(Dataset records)
___

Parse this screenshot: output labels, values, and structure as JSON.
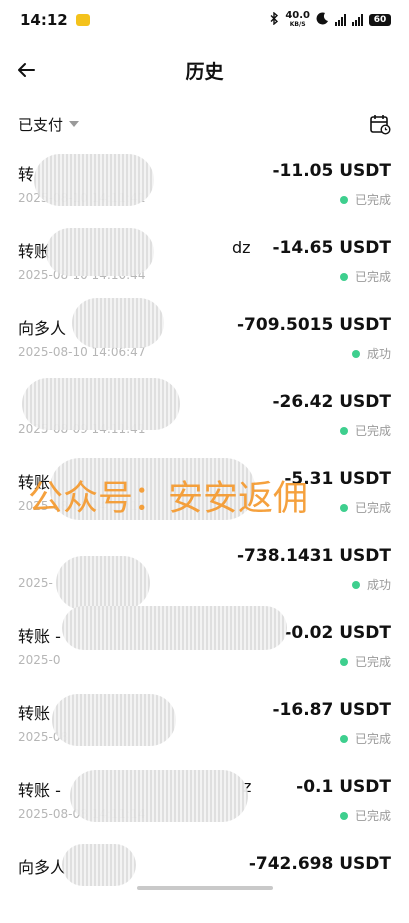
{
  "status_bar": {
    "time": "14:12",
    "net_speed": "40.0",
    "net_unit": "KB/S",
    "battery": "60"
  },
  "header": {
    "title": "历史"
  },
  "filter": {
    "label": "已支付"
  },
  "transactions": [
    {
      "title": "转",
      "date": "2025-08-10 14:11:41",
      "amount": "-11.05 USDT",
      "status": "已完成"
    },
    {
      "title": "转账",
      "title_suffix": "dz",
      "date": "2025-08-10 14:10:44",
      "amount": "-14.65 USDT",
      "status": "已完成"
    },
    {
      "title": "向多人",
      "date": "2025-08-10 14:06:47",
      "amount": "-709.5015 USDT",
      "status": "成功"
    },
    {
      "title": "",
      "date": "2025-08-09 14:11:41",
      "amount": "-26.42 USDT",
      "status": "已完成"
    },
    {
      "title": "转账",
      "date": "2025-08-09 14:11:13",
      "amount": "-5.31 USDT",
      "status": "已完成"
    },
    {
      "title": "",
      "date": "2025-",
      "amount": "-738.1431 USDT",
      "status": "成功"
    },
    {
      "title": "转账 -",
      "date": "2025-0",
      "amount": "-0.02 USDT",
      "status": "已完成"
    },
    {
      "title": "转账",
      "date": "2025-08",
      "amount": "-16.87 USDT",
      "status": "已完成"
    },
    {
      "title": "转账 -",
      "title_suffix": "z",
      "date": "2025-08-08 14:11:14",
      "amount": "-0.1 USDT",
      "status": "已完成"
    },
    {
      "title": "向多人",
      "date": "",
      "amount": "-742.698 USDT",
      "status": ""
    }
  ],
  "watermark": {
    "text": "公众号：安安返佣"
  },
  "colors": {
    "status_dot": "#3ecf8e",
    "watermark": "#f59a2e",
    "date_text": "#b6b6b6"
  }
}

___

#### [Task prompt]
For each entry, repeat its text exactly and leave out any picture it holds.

#### [Reply]
Parse this screenshot: output labels, values, and structure as JSON.
{
  "status_bar": {
    "time": "14:12",
    "net_speed": "40.0",
    "net_unit": "KB/S",
    "battery": "60"
  },
  "header": {
    "title": "历史"
  },
  "filter": {
    "label": "已支付"
  },
  "transactions": [
    {
      "title": "转",
      "date": "2025-08-10 14:11:41",
      "amount": "-11.05 USDT",
      "status": "已完成"
    },
    {
      "title": "转账",
      "title_suffix": "dz",
      "date": "2025-08-10 14:10:44",
      "amount": "-14.65 USDT",
      "status": "已完成"
    },
    {
      "title": "向多人",
      "date": "2025-08-10 14:06:47",
      "amount": "-709.5015 USDT",
      "status": "成功"
    },
    {
      "title": "",
      "date": "2025-08-09 14:11:41",
      "amount": "-26.42 USDT",
      "status": "已完成"
    },
    {
      "title": "转账",
      "date": "2025-08-09 14:11:13",
      "amount": "-5.31 USDT",
      "status": "已完成"
    },
    {
      "title": "",
      "date": "2025-",
      "amount": "-738.1431 USDT",
      "status": "成功"
    },
    {
      "title": "转账 -",
      "date": "2025-0",
      "amount": "-0.02 USDT",
      "status": "已完成"
    },
    {
      "title": "转账",
      "date": "2025-08",
      "amount": "-16.87 USDT",
      "status": "已完成"
    },
    {
      "title": "转账 -",
      "title_suffix": "z",
      "date": "2025-08-08 14:11:14",
      "amount": "-0.1 USDT",
      "status": "已完成"
    },
    {
      "title": "向多人",
      "date": "",
      "amount": "-742.698 USDT",
      "status": ""
    }
  ],
  "watermark": {
    "text": "公众号：安安返佣"
  },
  "colors": {
    "status_dot": "#3ecf8e",
    "watermark": "#f59a2e",
    "date_text": "#b6b6b6"
  }
}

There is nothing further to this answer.